The National Library of Wales is home to one of the world's leading collections of literature about bees. The collection came to the Library as a gift from the International Bee Research Association. The Society was founded by Dr Eva Crane (1912-2007) in 1949 for the purpose of collecting, organising and distributing information received through the research and good practice of keeping and studying bees. We continue to add to the collection by receiving donations and purchasing books about bees and beekeeping.


The Theater of Insects

A recent example of a book bought by the Library to add to the collection is The Theater of Insects by Thomas Mouffet published in 1658. Mouffet travelled extensively through Europe and made detailed notes about the insects he studied. His research was published in this volume including attractive woodcut illustrations of his subjects. The book was innovative and established new standards in entomology (the study of insects).

Mouffett studied the insects without using a microscope and recorded his findings on a manuscript. After Mouffet's death the manuscript was bought and the work published in 1634 by Sir Theodore Turquet de Mayerne under the title Insectorum, sive, Minimorum Animalium Theatrum. J. Rowland translated this work into English, and it was appended to Edward Topsell's work History of Four-Footed Beasts and Serpents in 1658.

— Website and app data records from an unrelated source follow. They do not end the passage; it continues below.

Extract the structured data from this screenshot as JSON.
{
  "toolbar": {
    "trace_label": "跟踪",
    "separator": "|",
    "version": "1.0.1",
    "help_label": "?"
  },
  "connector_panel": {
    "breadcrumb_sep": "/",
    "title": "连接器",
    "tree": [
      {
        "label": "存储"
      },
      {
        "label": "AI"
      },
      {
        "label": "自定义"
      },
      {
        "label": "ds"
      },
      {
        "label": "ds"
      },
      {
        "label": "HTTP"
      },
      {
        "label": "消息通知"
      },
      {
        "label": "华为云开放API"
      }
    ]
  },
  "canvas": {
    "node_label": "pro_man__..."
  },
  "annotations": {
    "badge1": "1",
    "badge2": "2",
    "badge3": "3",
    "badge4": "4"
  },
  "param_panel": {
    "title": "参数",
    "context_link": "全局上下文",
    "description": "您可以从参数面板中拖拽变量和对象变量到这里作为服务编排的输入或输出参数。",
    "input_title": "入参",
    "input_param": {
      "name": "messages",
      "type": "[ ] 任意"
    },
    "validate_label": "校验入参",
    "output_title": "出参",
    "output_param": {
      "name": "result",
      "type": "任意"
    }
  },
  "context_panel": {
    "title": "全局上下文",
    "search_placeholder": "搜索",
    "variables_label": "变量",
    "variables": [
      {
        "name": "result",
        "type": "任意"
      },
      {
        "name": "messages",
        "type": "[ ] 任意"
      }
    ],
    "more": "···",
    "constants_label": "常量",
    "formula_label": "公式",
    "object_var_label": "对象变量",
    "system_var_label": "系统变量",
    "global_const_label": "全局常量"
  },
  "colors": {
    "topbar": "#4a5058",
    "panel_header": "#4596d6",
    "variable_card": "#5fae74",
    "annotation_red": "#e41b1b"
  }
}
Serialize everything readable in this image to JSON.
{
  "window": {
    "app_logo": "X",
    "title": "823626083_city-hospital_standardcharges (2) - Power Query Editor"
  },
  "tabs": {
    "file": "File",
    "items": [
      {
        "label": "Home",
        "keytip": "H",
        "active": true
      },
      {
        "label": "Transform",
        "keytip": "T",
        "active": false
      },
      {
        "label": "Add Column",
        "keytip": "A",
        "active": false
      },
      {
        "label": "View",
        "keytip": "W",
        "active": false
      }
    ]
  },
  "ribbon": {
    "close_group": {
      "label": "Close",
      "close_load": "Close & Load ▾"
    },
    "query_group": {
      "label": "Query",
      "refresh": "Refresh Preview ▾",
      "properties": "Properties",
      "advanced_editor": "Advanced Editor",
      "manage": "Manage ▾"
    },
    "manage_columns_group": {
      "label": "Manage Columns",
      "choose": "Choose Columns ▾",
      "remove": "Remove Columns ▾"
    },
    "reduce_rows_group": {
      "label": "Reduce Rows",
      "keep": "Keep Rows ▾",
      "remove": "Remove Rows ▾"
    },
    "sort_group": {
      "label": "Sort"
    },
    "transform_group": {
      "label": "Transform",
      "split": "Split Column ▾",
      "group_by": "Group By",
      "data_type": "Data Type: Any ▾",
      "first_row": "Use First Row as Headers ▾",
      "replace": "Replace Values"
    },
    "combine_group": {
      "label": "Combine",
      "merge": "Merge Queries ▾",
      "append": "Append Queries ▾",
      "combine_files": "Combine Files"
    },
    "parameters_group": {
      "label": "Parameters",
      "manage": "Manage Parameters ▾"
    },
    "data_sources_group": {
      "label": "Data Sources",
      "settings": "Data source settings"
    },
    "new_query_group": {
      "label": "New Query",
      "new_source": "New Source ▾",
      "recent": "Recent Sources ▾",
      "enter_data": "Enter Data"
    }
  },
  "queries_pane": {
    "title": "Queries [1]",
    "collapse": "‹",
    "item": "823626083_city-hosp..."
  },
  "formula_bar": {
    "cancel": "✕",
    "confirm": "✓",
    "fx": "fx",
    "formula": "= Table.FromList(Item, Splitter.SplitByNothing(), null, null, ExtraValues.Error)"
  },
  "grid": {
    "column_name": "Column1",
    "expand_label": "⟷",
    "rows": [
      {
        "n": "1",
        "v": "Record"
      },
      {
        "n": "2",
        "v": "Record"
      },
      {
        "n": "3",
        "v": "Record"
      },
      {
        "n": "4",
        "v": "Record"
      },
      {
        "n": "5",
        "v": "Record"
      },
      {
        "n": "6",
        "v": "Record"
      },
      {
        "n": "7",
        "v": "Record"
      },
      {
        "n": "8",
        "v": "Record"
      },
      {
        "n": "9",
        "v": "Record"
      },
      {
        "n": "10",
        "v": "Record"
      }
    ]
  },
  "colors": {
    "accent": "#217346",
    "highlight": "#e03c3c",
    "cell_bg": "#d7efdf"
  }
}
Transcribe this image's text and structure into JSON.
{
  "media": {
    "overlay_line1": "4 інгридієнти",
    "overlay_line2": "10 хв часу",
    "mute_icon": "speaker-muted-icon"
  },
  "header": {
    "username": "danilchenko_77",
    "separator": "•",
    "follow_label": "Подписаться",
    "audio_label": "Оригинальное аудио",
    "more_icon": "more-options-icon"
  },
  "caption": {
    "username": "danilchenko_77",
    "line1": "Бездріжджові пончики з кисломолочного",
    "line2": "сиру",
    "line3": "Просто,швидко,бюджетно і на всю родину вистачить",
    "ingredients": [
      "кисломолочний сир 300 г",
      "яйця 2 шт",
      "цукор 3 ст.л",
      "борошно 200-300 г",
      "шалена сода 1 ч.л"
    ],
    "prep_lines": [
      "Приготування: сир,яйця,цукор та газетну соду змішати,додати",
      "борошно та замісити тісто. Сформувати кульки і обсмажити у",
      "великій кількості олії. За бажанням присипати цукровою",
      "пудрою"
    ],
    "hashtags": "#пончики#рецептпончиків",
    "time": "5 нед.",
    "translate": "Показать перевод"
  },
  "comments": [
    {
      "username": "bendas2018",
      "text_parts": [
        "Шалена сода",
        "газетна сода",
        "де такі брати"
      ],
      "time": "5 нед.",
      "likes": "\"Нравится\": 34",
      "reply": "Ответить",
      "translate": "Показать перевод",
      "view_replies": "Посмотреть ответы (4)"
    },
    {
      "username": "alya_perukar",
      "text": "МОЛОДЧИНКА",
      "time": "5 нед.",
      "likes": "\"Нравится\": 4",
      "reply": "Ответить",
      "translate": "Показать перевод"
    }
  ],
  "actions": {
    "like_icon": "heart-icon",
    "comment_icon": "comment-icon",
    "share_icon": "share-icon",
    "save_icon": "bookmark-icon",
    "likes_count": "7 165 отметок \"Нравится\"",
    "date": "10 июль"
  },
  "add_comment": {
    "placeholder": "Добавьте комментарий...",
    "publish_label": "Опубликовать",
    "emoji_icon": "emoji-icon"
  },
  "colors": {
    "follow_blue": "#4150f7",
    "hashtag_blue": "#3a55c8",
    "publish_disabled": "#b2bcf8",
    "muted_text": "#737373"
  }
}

The first chapter compares bees with other insects and shows why they are considered so important to humanity. It begins with:

Of all insects, bees are the principal and are chiefly to be admired, being the only creature of that kinde, framed for the nourishment of man, but the rest are procreated to either to be useful in Physick, or for delight of the eyes, the pleasure of the ears, or the completing and ornament of the body; the bee doth exceed them all in every one of these.

It is interesting to note that Mouffett discusses the nature and behaviour of bees and other insects as well as their biological characteristics. As we see here:

Bees are neither wilde nor tame creatures, but a middle kinde of nature between both, but of all in manner the most serviceable and most profitable.

Hywel Lloyd

Assistant Librarian

Category: Article